### EXERCISE REQUIREMENTS
From start to finish, set down the entries below exactly, leaving out the pictures.
Start of Block
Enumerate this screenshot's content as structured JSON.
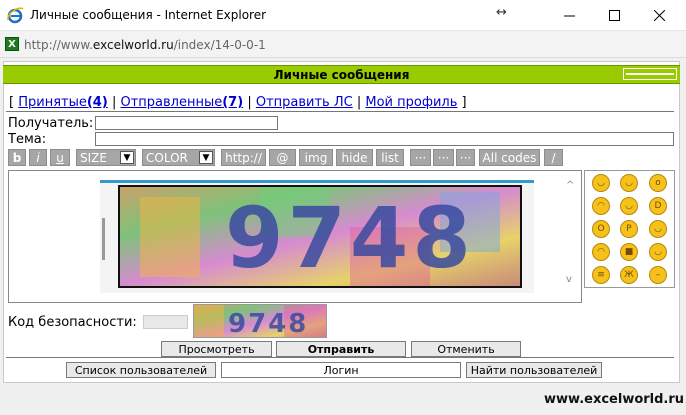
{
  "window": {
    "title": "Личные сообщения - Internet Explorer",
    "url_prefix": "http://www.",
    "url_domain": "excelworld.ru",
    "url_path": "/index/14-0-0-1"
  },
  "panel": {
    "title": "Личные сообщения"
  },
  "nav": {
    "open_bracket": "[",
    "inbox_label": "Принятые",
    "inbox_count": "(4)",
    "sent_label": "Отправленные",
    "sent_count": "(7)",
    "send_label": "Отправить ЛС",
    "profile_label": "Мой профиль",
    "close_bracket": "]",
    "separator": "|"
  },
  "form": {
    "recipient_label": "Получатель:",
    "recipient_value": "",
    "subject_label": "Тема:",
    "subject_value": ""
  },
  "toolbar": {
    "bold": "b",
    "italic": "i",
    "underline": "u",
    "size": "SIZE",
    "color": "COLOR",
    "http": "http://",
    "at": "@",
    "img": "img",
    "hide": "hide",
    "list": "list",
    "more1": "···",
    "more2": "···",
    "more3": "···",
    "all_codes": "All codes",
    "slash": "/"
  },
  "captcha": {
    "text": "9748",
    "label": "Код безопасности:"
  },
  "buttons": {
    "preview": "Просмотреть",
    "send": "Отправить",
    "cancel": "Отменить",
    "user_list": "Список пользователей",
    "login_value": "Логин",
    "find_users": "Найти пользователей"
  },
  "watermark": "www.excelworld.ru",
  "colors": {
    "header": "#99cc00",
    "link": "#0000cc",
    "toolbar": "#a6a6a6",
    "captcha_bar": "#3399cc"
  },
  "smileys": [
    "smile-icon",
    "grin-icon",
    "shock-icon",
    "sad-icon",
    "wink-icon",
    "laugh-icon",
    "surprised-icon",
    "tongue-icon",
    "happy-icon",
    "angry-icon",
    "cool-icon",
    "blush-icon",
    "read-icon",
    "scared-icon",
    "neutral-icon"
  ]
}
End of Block
### ANSWER TO THE PROBLEM
Enumerate this screenshot's content as structured JSON.
{
  "window": {
    "title": "Личные сообщения - Internet Explorer",
    "url_prefix": "http://www.",
    "url_domain": "excelworld.ru",
    "url_path": "/index/14-0-0-1"
  },
  "panel": {
    "title": "Личные сообщения"
  },
  "nav": {
    "open_bracket": "[",
    "inbox_label": "Принятые",
    "inbox_count": "(4)",
    "sent_label": "Отправленные",
    "sent_count": "(7)",
    "send_label": "Отправить ЛС",
    "profile_label": "Мой профиль",
    "close_bracket": "]",
    "separator": "|"
  },
  "form": {
    "recipient_label": "Получатель:",
    "recipient_value": "",
    "subject_label": "Тема:",
    "subject_value": ""
  },
  "toolbar": {
    "bold": "b",
    "italic": "i",
    "underline": "u",
    "size": "SIZE",
    "color": "COLOR",
    "http": "http://",
    "at": "@",
    "img": "img",
    "hide": "hide",
    "list": "list",
    "more1": "···",
    "more2": "···",
    "more3": "···",
    "all_codes": "All codes",
    "slash": "/"
  },
  "captcha": {
    "text": "9748",
    "label": "Код безопасности:"
  },
  "buttons": {
    "preview": "Просмотреть",
    "send": "Отправить",
    "cancel": "Отменить",
    "user_list": "Список пользователей",
    "login_value": "Логин",
    "find_users": "Найти пользователей"
  },
  "watermark": "www.excelworld.ru",
  "colors": {
    "header": "#99cc00",
    "link": "#0000cc",
    "toolbar": "#a6a6a6",
    "captcha_bar": "#3399cc"
  },
  "smileys": [
    "smile-icon",
    "grin-icon",
    "shock-icon",
    "sad-icon",
    "wink-icon",
    "laugh-icon",
    "surprised-icon",
    "tongue-icon",
    "happy-icon",
    "angry-icon",
    "cool-icon",
    "blush-icon",
    "read-icon",
    "scared-icon",
    "neutral-icon"
  ]
}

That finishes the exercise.